___ DATASET ___

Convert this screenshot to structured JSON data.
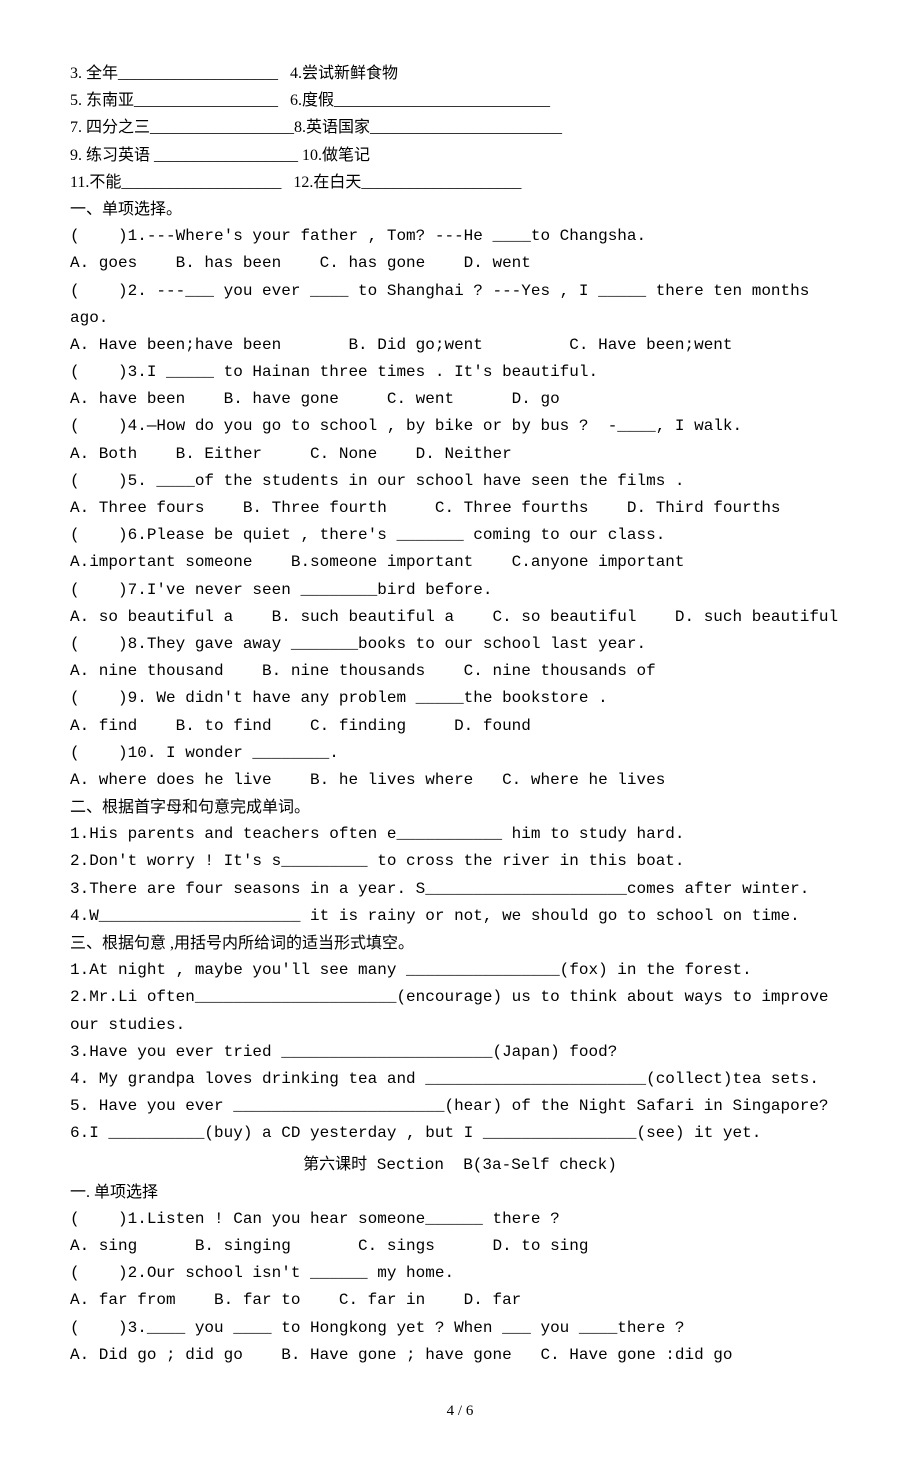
{
  "vocab": {
    "l3": "3. 全年____________________   4.尝试新鲜食物",
    "l5": "5. 东南亚__________________   6.度假___________________________",
    "l7": "7. 四分之三__________________8.英语国家________________________",
    "l9": "9. 练习英语 __________________ 10.做笔记",
    "l11": "11.不能____________________   12.在白天____________________"
  },
  "sec1_title": "一、单项选择。",
  "sec1": {
    "q1": "(    )1.---Where's your father , Tom? ---He ____to Changsha.",
    "q1o": "A. goes    B. has been    C. has gone    D. went",
    "q2": "(    )2. ---___ you ever ____ to Shanghai ? ---Yes , I _____ there ten months ago.",
    "q2o": "A. Have been;have been       B. Did go;went         C. Have been;went",
    "q3": "(    )3.I _____ to Hainan three times . It's beautiful.",
    "q3o": "A. have been    B. have gone     C. went      D. go",
    "q4": "(    )4.—How do you go to school , by bike or by bus ?  -____, I walk.",
    "q4o": "A. Both    B. Either     C. None    D. Neither",
    "q5": "(    )5. ____of the students in our school have seen the films .",
    "q5o": "A. Three fours    B. Three fourth     C. Three fourths    D. Third fourths",
    "q6": "(    )6.Please be quiet , there's _______ coming to our class.",
    "q6o": "A.important someone    B.someone important    C.anyone important",
    "q7": "(    )7.I've never seen ________bird before.",
    "q7o": "A. so beautiful a    B. such beautiful a    C. so beautiful    D. such beautiful",
    "q8": "(    )8.They gave away _______books to our school last year.",
    "q8o": "A. nine thousand    B. nine thousands    C. nine thousands of",
    "q9": "(    )9. We didn't have any problem _____the bookstore .",
    "q9o": "A. find    B. to find    C. finding     D. found",
    "q10": "(    )10. I wonder ________.",
    "q10o": "A. where does he live    B. he lives where   C. where he lives"
  },
  "sec2_title": "二、根据首字母和句意完成单词。",
  "sec2": {
    "q1": "1.His parents and teachers often e___________ him to study hard.",
    "q2": "2.Don't worry ! It's s_________ to cross the river in this boat.",
    "q3": "3.There are four seasons in a year. S_____________________comes after winter.",
    "q4": "4.W_____________________ it is rainy or not, we should go to school on time."
  },
  "sec3_title": "三、根据句意 ,用括号内所给词的适当形式填空。",
  "sec3": {
    "q1": "1.At night , maybe you'll see many ________________(fox) in the forest.",
    "q2": "2.Mr.Li often_____________________(encourage) us to think about ways to improve our studies.",
    "q3": "3.Have you ever tried ______________________(Japan) food?",
    "q4": "4. My grandpa loves drinking tea and _______________________(collect)tea sets.",
    "q5": "5. Have you ever ______________________(hear) of the Night Safari in Singapore?",
    "q6": "6.I __________(buy) a CD yesterday , but I ________________(see) it yet."
  },
  "lesson_title": "第六课时 Section  B(3a-Self check)",
  "sec4_title": "一. 单项选择",
  "sec4": {
    "q1": "(    )1.Listen ! Can you hear someone______ there ?",
    "q1o": "A. sing      B. singing       C. sings      D. to sing",
    "q2": "(    )2.Our school isn't ______ my home.",
    "q2o": "A. far from    B. far to    C. far in    D. far",
    "q3": "(    )3.____ you ____ to Hongkong yet ? When ___ you ____there ?",
    "q3o": "A. Did go ; did go    B. Have gone ; have gone   C. Have gone :did go"
  },
  "footer": "4 / 6"
}
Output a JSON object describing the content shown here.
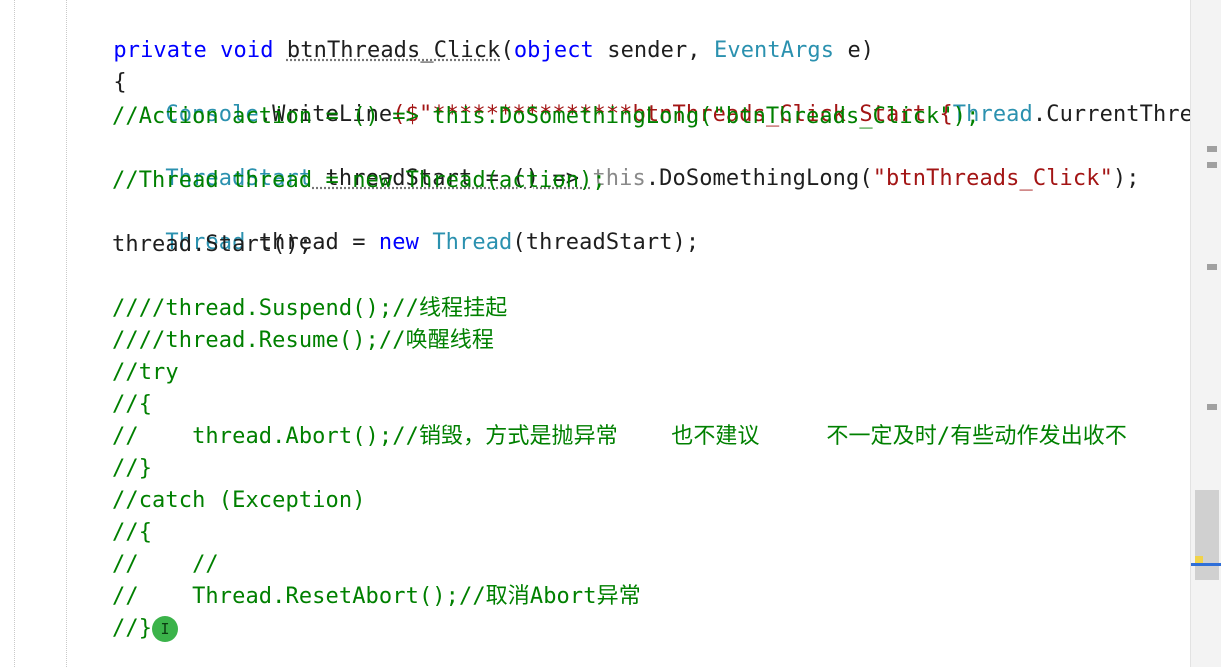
{
  "code": {
    "signature": {
      "modifier": "private",
      "ret": "void",
      "method": "btnThreads_Click",
      "open_paren": "(",
      "param1_type": "object",
      "param1_name": " sender, ",
      "param2_type": "EventArgs",
      "param2_name": " e)"
    },
    "open_brace": "{",
    "line1": {
      "class": "Console",
      "dot": ".",
      "method": "WriteLine",
      "open": "($\"",
      "str": "***************btnThreads_Click Start {",
      "thread_class": "Thread",
      "rest": ".CurrentThread.Ma"
    },
    "line2": "//Action action = () => this.DoSomethingLong(\"btnThreads_Click\");",
    "line3": {
      "type": "ThreadStart",
      "var": " threadStart = () => ",
      "this_kw": "this",
      "call": ".DoSomethingLong(",
      "str": "\"btnThreads_Click\"",
      "end": ");"
    },
    "line4": "//Thread thread = new Thread(action);",
    "line5": {
      "type": "Thread",
      "var": " thread = ",
      "new_kw": "new",
      "space": " ",
      "ctor": "Thread",
      "args": "(threadStart);"
    },
    "line6": "thread.Start();",
    "line7": "////thread.Suspend();//线程挂起",
    "line8": "////thread.Resume();//唤醒线程",
    "line9": "//try",
    "line10": "//{",
    "line11": "//    thread.Abort();//销毁，方式是抛异常    也不建议     不一定及时/有些动作发出收不",
    "line12": "//}",
    "line13": "//catch (Exception)",
    "line14": "//{",
    "line15": "//    //",
    "line16": "//    Thread.ResetAbort();//取消Abort异常",
    "line17": "//}"
  },
  "cursor_marker": "I",
  "colors": {
    "keyword": "#0000ff",
    "type": "#2b91af",
    "string": "#a31515",
    "comment": "#008000",
    "change_bar": "#2fa44f"
  }
}
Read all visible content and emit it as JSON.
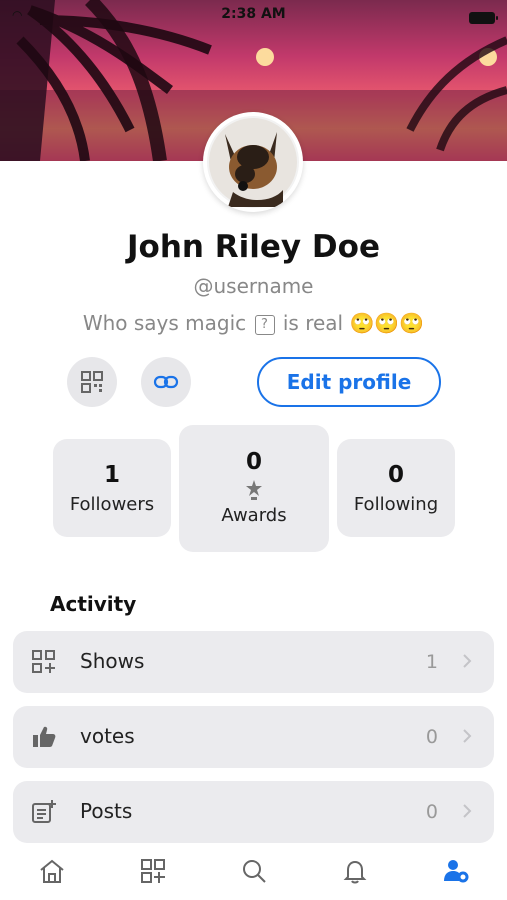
{
  "status_bar": {
    "time": "2:38 AM"
  },
  "profile": {
    "name": "John Riley Doe",
    "handle": "@username",
    "bio": "Who says magic",
    "bio_suffix": "is real",
    "bio_emoji": "🙄🙄🙄"
  },
  "actions": {
    "edit_label": "Edit profile"
  },
  "stats": [
    {
      "value": "1",
      "label": "Followers"
    },
    {
      "value": "0",
      "label": "Awards"
    },
    {
      "value": "0",
      "label": "Following"
    }
  ],
  "activity": {
    "title": "Activity",
    "rows": [
      {
        "label": "Shows",
        "count": "1",
        "icon": "grid-plus-icon"
      },
      {
        "label": "votes",
        "count": "0",
        "icon": "thumbs-up-icon"
      },
      {
        "label": "Posts",
        "count": "0",
        "icon": "post-add-icon"
      }
    ]
  },
  "tabbar": {
    "items": [
      "home-icon",
      "grid-plus-icon",
      "search-icon",
      "bell-icon",
      "profile-settings-icon"
    ],
    "active": "profile-settings-icon",
    "accent_color": "#1a73e8"
  },
  "colors": {
    "accent": "#1a73e8",
    "card_bg": "#ebebee"
  }
}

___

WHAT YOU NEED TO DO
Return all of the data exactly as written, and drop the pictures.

REPLY
Convert this screenshot to structured JSON data.
{
  "vocab": {
    "l3": "3. 全年____________________   4.尝试新鲜食物",
    "l5": "5. 东南亚__________________   6.度假___________________________",
    "l7": "7. 四分之三__________________8.英语国家________________________",
    "l9": "9. 练习英语 __________________ 10.做笔记",
    "l11": "11.不能____________________   12.在白天____________________"
  },
  "sec1_title": "一、单项选择。",
  "sec1": {
    "q1": "(    )1.---Where's your father , Tom? ---He ____to Changsha.",
    "q1o": "A. goes    B. has been    C. has gone    D. went",
    "q2": "(    )2. ---___ you ever ____ to Shanghai ? ---Yes , I _____ there ten months ago.",
    "q2o": "A. Have been;have been       B. Did go;went         C. Have been;went",
    "q3": "(    )3.I _____ to Hainan three times . It's beautiful.",
    "q3o": "A. have been    B. have gone     C. went      D. go",
    "q4": "(    )4.—How do you go to school , by bike or by bus ?  -____, I walk.",
    "q4o": "A. Both    B. Either     C. None    D. Neither",
    "q5": "(    )5. ____of the students in our school have seen the films .",
    "q5o": "A. Three fours    B. Three fourth     C. Three fourths    D. Third fourths",
    "q6": "(    )6.Please be quiet , there's _______ coming to our class.",
    "q6o": "A.important someone    B.someone important    C.anyone important",
    "q7": "(    )7.I've never seen ________bird before.",
    "q7o": "A. so beautiful a    B. such beautiful a    C. so beautiful    D. such beautiful",
    "q8": "(    )8.They gave away _______books to our school last year.",
    "q8o": "A. nine thousand    B. nine thousands    C. nine thousands of",
    "q9": "(    )9. We didn't have any problem _____the bookstore .",
    "q9o": "A. find    B. to find    C. finding     D. found",
    "q10": "(    )10. I wonder ________.",
    "q10o": "A. where does he live    B. he lives where   C. where he lives"
  },
  "sec2_title": "二、根据首字母和句意完成单词。",
  "sec2": {
    "q1": "1.His parents and teachers often e___________ him to study hard.",
    "q2": "2.Don't worry ! It's s_________ to cross the river in this boat.",
    "q3": "3.There are four seasons in a year. S_____________________comes after winter.",
    "q4": "4.W_____________________ it is rainy or not, we should go to school on time."
  },
  "sec3_title": "三、根据句意 ,用括号内所给词的适当形式填空。",
  "sec3": {
    "q1": "1.At night , maybe you'll see many ________________(fox) in the forest.",
    "q2": "2.Mr.Li often_____________________(encourage) us to think about ways to improve our studies.",
    "q3": "3.Have you ever tried ______________________(Japan) food?",
    "q4": "4. My grandpa loves drinking tea and _______________________(collect)tea sets.",
    "q5": "5. Have you ever ______________________(hear) of the Night Safari in Singapore?",
    "q6": "6.I __________(buy) a CD yesterday , but I ________________(see) it yet."
  },
  "lesson_title": "第六课时 Section  B(3a-Self check)",
  "sec4_title": "一. 单项选择",
  "sec4": {
    "q1": "(    )1.Listen ! Can you hear someone______ there ?",
    "q1o": "A. sing      B. singing       C. sings      D. to sing",
    "q2": "(    )2.Our school isn't ______ my home.",
    "q2o": "A. far from    B. far to    C. far in    D. far",
    "q3": "(    )3.____ you ____ to Hongkong yet ? When ___ you ____there ?",
    "q3o": "A. Did go ; did go    B. Have gone ; have gone   C. Have gone :did go"
  },
  "footer": "4 / 6"
}
Output a JSON object describing the content shown here.
{
  "code": {
    "signature": {
      "modifier": "private",
      "ret": "void",
      "method": "btnThreads_Click",
      "open_paren": "(",
      "param1_type": "object",
      "param1_name": " sender, ",
      "param2_type": "EventArgs",
      "param2_name": " e)"
    },
    "open_brace": "{",
    "line1": {
      "class": "Console",
      "dot": ".",
      "method": "WriteLine",
      "open": "($\"",
      "str": "***************btnThreads_Click Start {",
      "thread_class": "Thread",
      "rest": ".CurrentThread.Ma"
    },
    "line2": "//Action action = () => this.DoSomethingLong(\"btnThreads_Click\");",
    "line3": {
      "type": "ThreadStart",
      "var": " threadStart = () => ",
      "this_kw": "this",
      "call": ".DoSomethingLong(",
      "str": "\"btnThreads_Click\"",
      "end": ");"
    },
    "line4": "//Thread thread = new Thread(action);",
    "line5": {
      "type": "Thread",
      "var": " thread = ",
      "new_kw": "new",
      "space": " ",
      "ctor": "Thread",
      "args": "(threadStart);"
    },
    "line6": "thread.Start();",
    "line7": "////thread.Suspend();//线程挂起",
    "line8": "////thread.Resume();//唤醒线程",
    "line9": "//try",
    "line10": "//{",
    "line11": "//    thread.Abort();//销毁，方式是抛异常    也不建议     不一定及时/有些动作发出收不",
    "line12": "//}",
    "line13": "//catch (Exception)",
    "line14": "//{",
    "line15": "//    //",
    "line16": "//    Thread.ResetAbort();//取消Abort异常",
    "line17": "//}"
  },
  "cursor_marker": "I",
  "colors": {
    "keyword": "#0000ff",
    "type": "#2b91af",
    "string": "#a31515",
    "comment": "#008000",
    "change_bar": "#2fa44f"
  }
}
Read all visible content and emit it as JSON.
{
  "status_bar": {
    "time": "2:38 AM"
  },
  "profile": {
    "name": "John Riley Doe",
    "handle": "@username",
    "bio": "Who says magic",
    "bio_suffix": "is real",
    "bio_emoji": "🙄🙄🙄"
  },
  "actions": {
    "edit_label": "Edit profile"
  },
  "stats": [
    {
      "value": "1",
      "label": "Followers"
    },
    {
      "value": "0",
      "label": "Awards"
    },
    {
      "value": "0",
      "label": "Following"
    }
  ],
  "activity": {
    "title": "Activity",
    "rows": [
      {
        "label": "Shows",
        "count": "1",
        "icon": "grid-plus-icon"
      },
      {
        "label": "votes",
        "count": "0",
        "icon": "thumbs-up-icon"
      },
      {
        "label": "Posts",
        "count": "0",
        "icon": "post-add-icon"
      }
    ]
  },
  "tabbar": {
    "items": [
      "home-icon",
      "grid-plus-icon",
      "search-icon",
      "bell-icon",
      "profile-settings-icon"
    ],
    "active": "profile-settings-icon",
    "accent_color": "#1a73e8"
  },
  "colors": {
    "accent": "#1a73e8",
    "card_bg": "#ebebee"
  }
}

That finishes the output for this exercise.